Exercise objective: Return all of the entries exactly as written.

Interface dataset entries:

------------------------------------------------

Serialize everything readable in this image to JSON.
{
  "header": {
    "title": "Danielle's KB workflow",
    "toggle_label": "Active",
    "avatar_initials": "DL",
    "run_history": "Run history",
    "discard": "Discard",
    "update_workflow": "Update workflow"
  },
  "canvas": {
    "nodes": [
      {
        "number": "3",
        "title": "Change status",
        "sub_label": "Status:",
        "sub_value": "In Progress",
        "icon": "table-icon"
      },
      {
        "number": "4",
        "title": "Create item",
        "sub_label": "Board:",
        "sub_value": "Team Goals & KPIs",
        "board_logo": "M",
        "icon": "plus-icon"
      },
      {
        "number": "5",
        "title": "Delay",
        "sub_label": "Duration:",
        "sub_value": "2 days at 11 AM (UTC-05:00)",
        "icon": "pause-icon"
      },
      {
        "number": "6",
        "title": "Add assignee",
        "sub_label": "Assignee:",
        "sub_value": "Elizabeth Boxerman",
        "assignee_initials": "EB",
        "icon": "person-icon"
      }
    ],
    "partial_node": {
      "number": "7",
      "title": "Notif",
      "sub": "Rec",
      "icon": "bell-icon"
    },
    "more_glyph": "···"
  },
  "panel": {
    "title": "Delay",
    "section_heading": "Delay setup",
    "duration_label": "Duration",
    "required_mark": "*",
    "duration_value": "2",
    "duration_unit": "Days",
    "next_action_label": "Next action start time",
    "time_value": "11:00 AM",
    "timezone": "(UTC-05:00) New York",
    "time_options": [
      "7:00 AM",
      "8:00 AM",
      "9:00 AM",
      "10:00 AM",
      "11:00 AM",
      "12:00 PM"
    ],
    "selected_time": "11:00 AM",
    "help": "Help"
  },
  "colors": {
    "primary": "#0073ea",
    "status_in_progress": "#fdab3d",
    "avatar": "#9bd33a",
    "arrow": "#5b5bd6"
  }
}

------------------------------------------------

Answer to this problem:
Serialize everything readable in this image to JSON.
{
  "header": {
    "title": "Danielle's KB workflow",
    "toggle_label": "Active",
    "avatar_initials": "DL",
    "run_history": "Run history",
    "discard": "Discard",
    "update_workflow": "Update workflow"
  },
  "canvas": {
    "nodes": [
      {
        "number": "3",
        "title": "Change status",
        "sub_label": "Status:",
        "sub_value": "In Progress",
        "icon": "table-icon"
      },
      {
        "number": "4",
        "title": "Create item",
        "sub_label": "Board:",
        "sub_value": "Team Goals & KPIs",
        "board_logo": "M",
        "icon": "plus-icon"
      },
      {
        "number": "5",
        "title": "Delay",
        "sub_label": "Duration:",
        "sub_value": "2 days at 11 AM (UTC-05:00)",
        "icon": "pause-icon"
      },
      {
        "number": "6",
        "title": "Add assignee",
        "sub_label": "Assignee:",
        "sub_value": "Elizabeth Boxerman",
        "assignee_initials": "EB",
        "icon": "person-icon"
      }
    ],
    "partial_node": {
      "number": "7",
      "title": "Notif",
      "sub": "Rec",
      "icon": "bell-icon"
    },
    "more_glyph": "···"
  },
  "panel": {
    "title": "Delay",
    "section_heading": "Delay setup",
    "duration_label": "Duration",
    "required_mark": "*",
    "duration_value": "2",
    "duration_unit": "Days",
    "next_action_label": "Next action start time",
    "time_value": "11:00 AM",
    "timezone": "(UTC-05:00) New York",
    "time_options": [
      "7:00 AM",
      "8:00 AM",
      "9:00 AM",
      "10:00 AM",
      "11:00 AM",
      "12:00 PM"
    ],
    "selected_time": "11:00 AM",
    "help": "Help"
  },
  "colors": {
    "primary": "#0073ea",
    "status_in_progress": "#fdab3d",
    "avatar": "#9bd33a",
    "arrow": "#5b5bd6"
  }
}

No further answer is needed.